Meetings with ministers, two types first of all you have a session with ministers where they answer questions from the room then they go out on the floor to speak to the delegates. Its really builds your ego up when a politician looks at your name tag and says “Dean good to see you again, I hear things are going really well in Canmore! Oops sorry Crowsnest Pass” I sat and counted one time a minister speak to 25 delegates in thirty minutes, I questioned how many of there comments he would remember two days from now.

Second there are the scheduled meetings with ministers in a private room, you get 20-30 minutes to meet with a minister and his assistant. Most councils have a spokesmen either the Mayor or the CAO who will do 90% of the speaking for your group lets be realistic you are not going to have eight people yapping of in a short meeting with a minister. Do you really need all seven members of council there?

A few things that were missed by the Mayor and the CAO:

Hospitality rooms. these are meeting rooms in various hotels where delegates are staying. Set up by vendors that deal with municipalities: engineering firms, law firms, and suppliers. You get to go eat free food and all the booze you can drink, certainly saw a lot more enthusiastic councilors in these rooms than I did at the education sessions. These are the types of people that municipal administrators should be dealing with, not politicians.

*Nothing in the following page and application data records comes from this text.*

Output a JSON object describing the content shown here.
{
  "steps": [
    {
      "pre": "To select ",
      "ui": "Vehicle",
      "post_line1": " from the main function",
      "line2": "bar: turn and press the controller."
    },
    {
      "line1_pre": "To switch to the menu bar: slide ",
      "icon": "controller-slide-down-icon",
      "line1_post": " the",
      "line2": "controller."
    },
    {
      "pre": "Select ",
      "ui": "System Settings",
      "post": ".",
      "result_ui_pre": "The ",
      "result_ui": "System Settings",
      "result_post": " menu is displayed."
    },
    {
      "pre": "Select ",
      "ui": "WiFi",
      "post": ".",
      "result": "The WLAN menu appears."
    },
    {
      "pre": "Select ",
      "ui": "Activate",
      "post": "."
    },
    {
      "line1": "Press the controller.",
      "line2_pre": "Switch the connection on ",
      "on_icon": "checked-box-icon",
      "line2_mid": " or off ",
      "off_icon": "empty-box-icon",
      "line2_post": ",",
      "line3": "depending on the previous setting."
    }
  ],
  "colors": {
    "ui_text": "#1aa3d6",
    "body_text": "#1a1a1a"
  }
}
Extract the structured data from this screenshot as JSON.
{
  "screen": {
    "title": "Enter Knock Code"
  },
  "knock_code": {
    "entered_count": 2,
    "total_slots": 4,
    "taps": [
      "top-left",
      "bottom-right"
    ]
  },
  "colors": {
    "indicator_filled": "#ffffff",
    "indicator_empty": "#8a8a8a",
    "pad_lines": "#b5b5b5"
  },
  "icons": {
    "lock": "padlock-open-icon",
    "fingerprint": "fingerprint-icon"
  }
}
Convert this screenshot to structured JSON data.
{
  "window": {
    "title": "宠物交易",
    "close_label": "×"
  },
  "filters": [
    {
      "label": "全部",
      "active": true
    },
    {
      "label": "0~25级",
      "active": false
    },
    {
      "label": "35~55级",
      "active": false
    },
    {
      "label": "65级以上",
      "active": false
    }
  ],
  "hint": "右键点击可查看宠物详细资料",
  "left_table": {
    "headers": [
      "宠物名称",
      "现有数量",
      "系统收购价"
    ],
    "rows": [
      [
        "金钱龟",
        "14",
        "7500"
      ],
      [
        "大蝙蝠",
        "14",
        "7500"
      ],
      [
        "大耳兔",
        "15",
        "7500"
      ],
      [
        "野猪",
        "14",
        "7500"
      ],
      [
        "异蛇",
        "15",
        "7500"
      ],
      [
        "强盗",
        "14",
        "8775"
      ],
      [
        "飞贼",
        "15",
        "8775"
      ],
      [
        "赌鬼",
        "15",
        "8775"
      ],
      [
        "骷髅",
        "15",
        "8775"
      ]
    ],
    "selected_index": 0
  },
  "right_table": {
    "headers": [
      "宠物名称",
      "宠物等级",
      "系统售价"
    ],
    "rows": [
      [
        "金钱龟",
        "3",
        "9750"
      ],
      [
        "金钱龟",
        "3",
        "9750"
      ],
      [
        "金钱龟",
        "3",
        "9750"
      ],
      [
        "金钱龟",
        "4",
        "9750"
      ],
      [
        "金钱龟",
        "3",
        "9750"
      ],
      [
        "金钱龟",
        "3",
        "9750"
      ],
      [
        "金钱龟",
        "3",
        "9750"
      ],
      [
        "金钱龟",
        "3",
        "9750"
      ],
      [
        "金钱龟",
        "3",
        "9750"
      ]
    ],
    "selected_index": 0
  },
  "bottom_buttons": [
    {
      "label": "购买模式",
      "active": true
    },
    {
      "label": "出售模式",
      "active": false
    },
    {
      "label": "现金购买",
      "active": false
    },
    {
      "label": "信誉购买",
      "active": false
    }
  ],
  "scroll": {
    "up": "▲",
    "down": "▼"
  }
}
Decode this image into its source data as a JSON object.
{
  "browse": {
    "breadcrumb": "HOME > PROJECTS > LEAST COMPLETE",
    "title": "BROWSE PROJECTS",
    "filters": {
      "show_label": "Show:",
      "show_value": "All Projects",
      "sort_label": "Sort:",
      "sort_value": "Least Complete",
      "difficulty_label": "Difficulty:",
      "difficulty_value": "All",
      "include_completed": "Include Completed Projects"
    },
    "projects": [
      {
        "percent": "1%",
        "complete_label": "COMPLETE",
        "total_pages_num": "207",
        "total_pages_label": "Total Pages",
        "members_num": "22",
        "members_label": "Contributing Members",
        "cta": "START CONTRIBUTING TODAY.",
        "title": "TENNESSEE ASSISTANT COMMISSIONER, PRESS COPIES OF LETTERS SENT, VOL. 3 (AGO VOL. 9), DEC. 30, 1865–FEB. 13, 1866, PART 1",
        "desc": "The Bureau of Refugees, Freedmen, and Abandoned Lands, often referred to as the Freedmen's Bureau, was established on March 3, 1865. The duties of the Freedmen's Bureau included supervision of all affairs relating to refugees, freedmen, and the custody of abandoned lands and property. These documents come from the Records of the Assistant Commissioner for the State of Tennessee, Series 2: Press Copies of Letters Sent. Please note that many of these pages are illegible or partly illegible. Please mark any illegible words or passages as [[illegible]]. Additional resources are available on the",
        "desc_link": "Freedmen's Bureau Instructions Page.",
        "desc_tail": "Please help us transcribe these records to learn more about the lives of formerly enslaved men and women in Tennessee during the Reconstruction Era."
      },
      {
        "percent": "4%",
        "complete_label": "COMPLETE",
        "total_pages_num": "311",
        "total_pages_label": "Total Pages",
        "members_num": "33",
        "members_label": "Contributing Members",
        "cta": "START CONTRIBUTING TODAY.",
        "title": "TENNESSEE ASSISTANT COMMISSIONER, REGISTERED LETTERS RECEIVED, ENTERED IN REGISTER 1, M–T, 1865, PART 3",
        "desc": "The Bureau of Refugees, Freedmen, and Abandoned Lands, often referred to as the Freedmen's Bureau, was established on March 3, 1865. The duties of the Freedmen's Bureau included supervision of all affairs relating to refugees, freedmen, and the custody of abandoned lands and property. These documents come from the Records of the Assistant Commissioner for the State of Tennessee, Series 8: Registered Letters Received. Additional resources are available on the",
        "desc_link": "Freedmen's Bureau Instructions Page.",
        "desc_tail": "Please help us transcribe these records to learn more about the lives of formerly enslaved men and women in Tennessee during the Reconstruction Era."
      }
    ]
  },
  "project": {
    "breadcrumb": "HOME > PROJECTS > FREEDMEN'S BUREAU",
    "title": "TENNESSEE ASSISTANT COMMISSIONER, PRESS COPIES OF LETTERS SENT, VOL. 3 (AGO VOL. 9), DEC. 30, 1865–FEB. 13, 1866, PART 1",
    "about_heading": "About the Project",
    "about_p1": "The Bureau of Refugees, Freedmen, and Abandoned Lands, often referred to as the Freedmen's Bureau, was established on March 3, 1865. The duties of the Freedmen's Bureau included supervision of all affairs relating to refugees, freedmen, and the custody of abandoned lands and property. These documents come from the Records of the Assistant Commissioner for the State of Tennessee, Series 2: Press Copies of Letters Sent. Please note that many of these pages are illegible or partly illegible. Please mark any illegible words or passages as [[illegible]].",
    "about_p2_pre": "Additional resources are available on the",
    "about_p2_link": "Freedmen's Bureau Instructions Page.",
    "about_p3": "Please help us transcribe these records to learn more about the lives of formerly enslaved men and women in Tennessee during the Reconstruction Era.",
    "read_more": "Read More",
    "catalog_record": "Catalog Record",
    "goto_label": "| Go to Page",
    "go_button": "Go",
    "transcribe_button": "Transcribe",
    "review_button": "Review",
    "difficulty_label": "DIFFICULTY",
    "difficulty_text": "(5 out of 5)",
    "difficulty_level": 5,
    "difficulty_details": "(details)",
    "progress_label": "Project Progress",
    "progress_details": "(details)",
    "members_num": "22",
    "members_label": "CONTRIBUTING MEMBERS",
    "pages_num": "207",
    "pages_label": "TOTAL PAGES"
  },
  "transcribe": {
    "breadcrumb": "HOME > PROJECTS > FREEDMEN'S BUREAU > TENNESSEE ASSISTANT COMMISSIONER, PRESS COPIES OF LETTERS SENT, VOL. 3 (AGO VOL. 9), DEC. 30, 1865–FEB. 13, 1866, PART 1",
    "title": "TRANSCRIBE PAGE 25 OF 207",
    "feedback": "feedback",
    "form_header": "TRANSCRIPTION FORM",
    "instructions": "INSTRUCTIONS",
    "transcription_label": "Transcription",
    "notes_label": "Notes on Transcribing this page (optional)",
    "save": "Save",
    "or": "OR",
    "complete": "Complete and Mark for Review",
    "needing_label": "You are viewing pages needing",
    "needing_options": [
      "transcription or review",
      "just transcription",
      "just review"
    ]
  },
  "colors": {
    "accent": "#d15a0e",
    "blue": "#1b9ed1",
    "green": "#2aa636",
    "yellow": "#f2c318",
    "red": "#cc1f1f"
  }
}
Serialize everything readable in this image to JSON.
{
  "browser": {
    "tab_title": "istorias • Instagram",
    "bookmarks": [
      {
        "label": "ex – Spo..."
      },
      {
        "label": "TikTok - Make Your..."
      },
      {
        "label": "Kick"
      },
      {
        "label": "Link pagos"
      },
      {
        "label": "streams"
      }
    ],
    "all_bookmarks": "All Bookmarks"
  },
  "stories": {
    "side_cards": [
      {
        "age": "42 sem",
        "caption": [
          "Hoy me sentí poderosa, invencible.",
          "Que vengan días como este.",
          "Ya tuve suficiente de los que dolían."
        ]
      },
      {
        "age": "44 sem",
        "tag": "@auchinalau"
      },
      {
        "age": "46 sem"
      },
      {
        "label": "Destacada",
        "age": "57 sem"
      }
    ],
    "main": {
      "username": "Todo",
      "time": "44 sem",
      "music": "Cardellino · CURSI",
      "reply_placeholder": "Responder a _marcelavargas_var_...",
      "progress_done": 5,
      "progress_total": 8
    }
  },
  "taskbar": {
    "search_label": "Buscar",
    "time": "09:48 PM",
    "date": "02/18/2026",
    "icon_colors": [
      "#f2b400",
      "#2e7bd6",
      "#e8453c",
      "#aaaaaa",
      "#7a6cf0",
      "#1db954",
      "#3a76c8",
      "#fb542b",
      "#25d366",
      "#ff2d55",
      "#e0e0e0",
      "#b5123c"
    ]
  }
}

Costs: $30-40,000 a year you may ask how can that be. Well remember each member of council gets a $160 per day times 7 that’s $1120 per day times at minimum 4 days per convention. Hotel rooms are going to cost at least $200 per day times 8 (Including CAO) that’s $1600 per day. Mileage most councilors take their spouse which means you will have a minimum of 4 people charging mileage $2000 to Edmonton.

Keep in mind the FCM is usually held outside Alberta in places like Quebec City, Whistler, Halifax etc. Even more costly when you factor in plane fares.

Stephen Mandel Mayor of Edmonton did not attend this year he stated “the FCM group hasn't been effective in pushing civic concerns in Ottawa”

Back to the issues are there a value to these conventions?

I believe there is some, there is no question that occasionally some good information is picked up, and some of the right hands are shaken. But nothing that one or two individuals couldn’t share with a larger group.

Should all seven members of council attend? I don’t believe so it’s a luxury that a community with our lack of financial strength cannot afford.

When you are closing libraries and consolidating shops to be more efficient and cut costs why does every member of council need to go to a convention?